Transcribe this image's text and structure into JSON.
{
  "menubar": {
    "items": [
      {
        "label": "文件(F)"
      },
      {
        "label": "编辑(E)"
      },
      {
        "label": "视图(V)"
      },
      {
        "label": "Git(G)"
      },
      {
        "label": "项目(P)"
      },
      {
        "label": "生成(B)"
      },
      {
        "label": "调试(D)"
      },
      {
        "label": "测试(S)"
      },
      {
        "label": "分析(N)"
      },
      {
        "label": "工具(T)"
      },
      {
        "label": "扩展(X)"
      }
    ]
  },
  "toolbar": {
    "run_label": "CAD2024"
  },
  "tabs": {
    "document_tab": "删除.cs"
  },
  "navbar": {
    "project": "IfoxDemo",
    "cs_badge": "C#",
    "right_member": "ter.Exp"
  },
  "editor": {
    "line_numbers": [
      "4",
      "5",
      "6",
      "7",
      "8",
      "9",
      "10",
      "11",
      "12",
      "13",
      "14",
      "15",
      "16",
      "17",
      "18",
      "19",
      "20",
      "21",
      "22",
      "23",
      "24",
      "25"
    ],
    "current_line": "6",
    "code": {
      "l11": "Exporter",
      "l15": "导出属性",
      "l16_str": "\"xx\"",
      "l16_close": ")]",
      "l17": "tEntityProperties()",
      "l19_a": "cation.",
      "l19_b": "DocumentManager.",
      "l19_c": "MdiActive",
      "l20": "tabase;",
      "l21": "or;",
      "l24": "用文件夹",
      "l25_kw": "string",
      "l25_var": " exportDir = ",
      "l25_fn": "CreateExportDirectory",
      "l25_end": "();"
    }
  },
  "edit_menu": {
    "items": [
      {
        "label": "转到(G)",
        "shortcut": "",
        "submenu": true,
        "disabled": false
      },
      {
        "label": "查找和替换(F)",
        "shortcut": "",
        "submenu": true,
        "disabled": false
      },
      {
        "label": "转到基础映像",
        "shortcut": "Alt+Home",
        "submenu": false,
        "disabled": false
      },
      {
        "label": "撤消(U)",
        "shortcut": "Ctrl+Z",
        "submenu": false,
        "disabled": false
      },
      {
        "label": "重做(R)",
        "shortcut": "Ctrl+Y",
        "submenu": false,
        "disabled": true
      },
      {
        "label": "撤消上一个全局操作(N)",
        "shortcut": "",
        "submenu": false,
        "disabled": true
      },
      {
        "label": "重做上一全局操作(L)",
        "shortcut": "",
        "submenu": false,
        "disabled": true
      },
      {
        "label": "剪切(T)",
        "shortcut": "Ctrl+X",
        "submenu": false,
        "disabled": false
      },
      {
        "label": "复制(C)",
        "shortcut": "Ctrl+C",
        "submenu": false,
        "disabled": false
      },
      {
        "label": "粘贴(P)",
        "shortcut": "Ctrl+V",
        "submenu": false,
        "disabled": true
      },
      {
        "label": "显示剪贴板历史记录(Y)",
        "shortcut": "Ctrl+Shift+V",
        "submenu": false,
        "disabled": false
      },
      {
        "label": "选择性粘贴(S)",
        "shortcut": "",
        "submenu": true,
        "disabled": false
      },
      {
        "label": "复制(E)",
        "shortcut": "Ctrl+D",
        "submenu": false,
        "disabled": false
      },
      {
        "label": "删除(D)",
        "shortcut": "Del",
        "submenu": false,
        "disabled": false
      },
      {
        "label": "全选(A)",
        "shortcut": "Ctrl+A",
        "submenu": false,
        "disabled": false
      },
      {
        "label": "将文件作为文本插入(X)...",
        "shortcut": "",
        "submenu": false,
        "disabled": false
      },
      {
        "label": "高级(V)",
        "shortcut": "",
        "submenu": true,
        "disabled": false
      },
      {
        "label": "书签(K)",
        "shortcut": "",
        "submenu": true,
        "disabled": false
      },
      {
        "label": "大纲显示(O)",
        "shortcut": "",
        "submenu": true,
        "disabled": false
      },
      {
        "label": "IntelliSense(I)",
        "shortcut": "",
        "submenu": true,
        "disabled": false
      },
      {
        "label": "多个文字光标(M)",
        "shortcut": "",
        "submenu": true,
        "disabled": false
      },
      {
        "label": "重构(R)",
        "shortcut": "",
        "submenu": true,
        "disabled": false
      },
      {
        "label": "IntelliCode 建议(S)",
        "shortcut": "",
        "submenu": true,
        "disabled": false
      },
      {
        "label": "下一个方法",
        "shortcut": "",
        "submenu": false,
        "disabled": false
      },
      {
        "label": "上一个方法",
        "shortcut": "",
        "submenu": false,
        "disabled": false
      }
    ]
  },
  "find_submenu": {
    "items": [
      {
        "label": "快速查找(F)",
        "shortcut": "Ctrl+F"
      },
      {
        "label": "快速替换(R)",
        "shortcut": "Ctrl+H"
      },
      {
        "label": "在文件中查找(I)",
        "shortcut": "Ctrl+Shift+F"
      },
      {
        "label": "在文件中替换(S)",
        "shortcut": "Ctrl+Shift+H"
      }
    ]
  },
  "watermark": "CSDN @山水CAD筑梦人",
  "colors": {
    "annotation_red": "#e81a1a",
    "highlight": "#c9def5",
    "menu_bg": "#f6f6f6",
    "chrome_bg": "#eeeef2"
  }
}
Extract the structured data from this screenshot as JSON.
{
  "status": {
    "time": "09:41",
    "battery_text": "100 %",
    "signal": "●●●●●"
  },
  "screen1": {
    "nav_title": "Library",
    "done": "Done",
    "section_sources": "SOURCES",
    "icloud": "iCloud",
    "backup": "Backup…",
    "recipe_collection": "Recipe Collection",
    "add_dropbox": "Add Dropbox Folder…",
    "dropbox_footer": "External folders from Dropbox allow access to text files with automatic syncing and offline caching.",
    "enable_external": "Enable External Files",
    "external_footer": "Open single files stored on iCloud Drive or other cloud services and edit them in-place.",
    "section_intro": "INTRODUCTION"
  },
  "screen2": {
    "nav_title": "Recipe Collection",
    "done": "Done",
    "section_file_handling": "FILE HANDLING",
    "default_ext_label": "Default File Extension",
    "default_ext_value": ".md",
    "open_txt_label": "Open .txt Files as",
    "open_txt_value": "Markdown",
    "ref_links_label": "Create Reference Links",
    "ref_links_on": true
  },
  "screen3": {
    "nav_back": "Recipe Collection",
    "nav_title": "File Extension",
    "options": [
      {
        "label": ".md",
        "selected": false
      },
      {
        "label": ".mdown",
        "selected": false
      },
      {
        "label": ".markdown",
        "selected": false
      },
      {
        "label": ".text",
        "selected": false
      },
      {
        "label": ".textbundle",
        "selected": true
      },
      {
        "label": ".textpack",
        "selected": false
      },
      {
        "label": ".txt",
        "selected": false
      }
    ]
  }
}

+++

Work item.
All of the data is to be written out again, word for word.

Exercise response.
Transcribe this image's text and structure into JSON.
{
  "menubar": {
    "items": [
      {
        "label": "文件(F)"
      },
      {
        "label": "编辑(E)"
      },
      {
        "label": "视图(V)"
      },
      {
        "label": "Git(G)"
      },
      {
        "label": "项目(P)"
      },
      {
        "label": "生成(B)"
      },
      {
        "label": "调试(D)"
      },
      {
        "label": "测试(S)"
      },
      {
        "label": "分析(N)"
      },
      {
        "label": "工具(T)"
      },
      {
        "label": "扩展(X)"
      }
    ]
  },
  "toolbar": {
    "run_label": "CAD2024"
  },
  "tabs": {
    "document_tab": "删除.cs"
  },
  "navbar": {
    "project": "IfoxDemo",
    "cs_badge": "C#",
    "right_member": "ter.Exp"
  },
  "editor": {
    "line_numbers": [
      "4",
      "5",
      "6",
      "7",
      "8",
      "9",
      "10",
      "11",
      "12",
      "13",
      "14",
      "15",
      "16",
      "17",
      "18",
      "19",
      "20",
      "21",
      "22",
      "23",
      "24",
      "25"
    ],
    "current_line": "6",
    "code": {
      "l11": "Exporter",
      "l15": "导出属性",
      "l16_str": "\"xx\"",
      "l16_close": ")]",
      "l17": "tEntityProperties()",
      "l19_a": "cation.",
      "l19_b": "DocumentManager.",
      "l19_c": "MdiActive",
      "l20": "tabase;",
      "l21": "or;",
      "l24": "用文件夹",
      "l25_kw": "string",
      "l25_var": " exportDir = ",
      "l25_fn": "CreateExportDirectory",
      "l25_end": "();"
    }
  },
  "edit_menu": {
    "items": [
      {
        "label": "转到(G)",
        "shortcut": "",
        "submenu": true,
        "disabled": false
      },
      {
        "label": "查找和替换(F)",
        "shortcut": "",
        "submenu": true,
        "disabled": false
      },
      {
        "label": "转到基础映像",
        "shortcut": "Alt+Home",
        "submenu": false,
        "disabled": false
      },
      {
        "label": "撤消(U)",
        "shortcut": "Ctrl+Z",
        "submenu": false,
        "disabled": false
      },
      {
        "label": "重做(R)",
        "shortcut": "Ctrl+Y",
        "submenu": false,
        "disabled": true
      },
      {
        "label": "撤消上一个全局操作(N)",
        "shortcut": "",
        "submenu": false,
        "disabled": true
      },
      {
        "label": "重做上一全局操作(L)",
        "shortcut": "",
        "submenu": false,
        "disabled": true
      },
      {
        "label": "剪切(T)",
        "shortcut": "Ctrl+X",
        "submenu": false,
        "disabled": false
      },
      {
        "label": "复制(C)",
        "shortcut": "Ctrl+C",
        "submenu": false,
        "disabled": false
      },
      {
        "label": "粘贴(P)",
        "shortcut": "Ctrl+V",
        "submenu": false,
        "disabled": true
      },
      {
        "label": "显示剪贴板历史记录(Y)",
        "shortcut": "Ctrl+Shift+V",
        "submenu": false,
        "disabled": false
      },
      {
        "label": "选择性粘贴(S)",
        "shortcut": "",
        "submenu": true,
        "disabled": false
      },
      {
        "label": "复制(E)",
        "shortcut": "Ctrl+D",
        "submenu": false,
        "disabled": false
      },
      {
        "label": "删除(D)",
        "shortcut": "Del",
        "submenu": false,
        "disabled": false
      },
      {
        "label": "全选(A)",
        "shortcut": "Ctrl+A",
        "submenu": false,
        "disabled": false
      },
      {
        "label": "将文件作为文本插入(X)...",
        "shortcut": "",
        "submenu": false,
        "disabled": false
      },
      {
        "label": "高级(V)",
        "shortcut": "",
        "submenu": true,
        "disabled": false
      },
      {
        "label": "书签(K)",
        "shortcut": "",
        "submenu": true,
        "disabled": false
      },
      {
        "label": "大纲显示(O)",
        "shortcut": "",
        "submenu": true,
        "disabled": false
      },
      {
        "label": "IntelliSense(I)",
        "shortcut": "",
        "submenu": true,
        "disabled": false
      },
      {
        "label": "多个文字光标(M)",
        "shortcut": "",
        "submenu": true,
        "disabled": false
      },
      {
        "label": "重构(R)",
        "shortcut": "",
        "submenu": true,
        "disabled": false
      },
      {
        "label": "IntelliCode 建议(S)",
        "shortcut": "",
        "submenu": true,
        "disabled": false
      },
      {
        "label": "下一个方法",
        "shortcut": "",
        "submenu": false,
        "disabled": false
      },
      {
        "label": "上一个方法",
        "shortcut": "",
        "submenu": false,
        "disabled": false
      }
    ]
  },
  "find_submenu": {
    "items": [
      {
        "label": "快速查找(F)",
        "shortcut": "Ctrl+F"
      },
      {
        "label": "快速替换(R)",
        "shortcut": "Ctrl+H"
      },
      {
        "label": "在文件中查找(I)",
        "shortcut": "Ctrl+Shift+F"
      },
      {
        "label": "在文件中替换(S)",
        "shortcut": "Ctrl+Shift+H"
      }
    ]
  },
  "watermark": "CSDN @山水CAD筑梦人",
  "colors": {
    "annotation_red": "#e81a1a",
    "highlight": "#c9def5",
    "menu_bg": "#f6f6f6",
    "chrome_bg": "#eeeef2"
  }
}
Extract the structured data from this screenshot as JSON.
{
  "status": {
    "time": "09:41",
    "battery_text": "100 %",
    "signal": "●●●●●"
  },
  "screen1": {
    "nav_title": "Library",
    "done": "Done",
    "section_sources": "SOURCES",
    "icloud": "iCloud",
    "backup": "Backup…",
    "recipe_collection": "Recipe Collection",
    "add_dropbox": "Add Dropbox Folder…",
    "dropbox_footer": "External folders from Dropbox allow access to text files with automatic syncing and offline caching.",
    "enable_external": "Enable External Files",
    "external_footer": "Open single files stored on iCloud Drive or other cloud services and edit them in-place.",
    "section_intro": "INTRODUCTION"
  },
  "screen2": {
    "nav_title": "Recipe Collection",
    "done": "Done",
    "section_file_handling": "FILE HANDLING",
    "default_ext_label": "Default File Extension",
    "default_ext_value": ".md",
    "open_txt_label": "Open .txt Files as",
    "open_txt_value": "Markdown",
    "ref_links_label": "Create Reference Links",
    "ref_links_on": true
  },
  "screen3": {
    "nav_back": "Recipe Collection",
    "nav_title": "File Extension",
    "options": [
      {
        "label": ".md",
        "selected": false
      },
      {
        "label": ".mdown",
        "selected": false
      },
      {
        "label": ".markdown",
        "selected": false
      },
      {
        "label": ".text",
        "selected": false
      },
      {
        "label": ".textbundle",
        "selected": true
      },
      {
        "label": ".textpack",
        "selected": false
      },
      {
        "label": ".txt",
        "selected": false
      }
    ]
  }
}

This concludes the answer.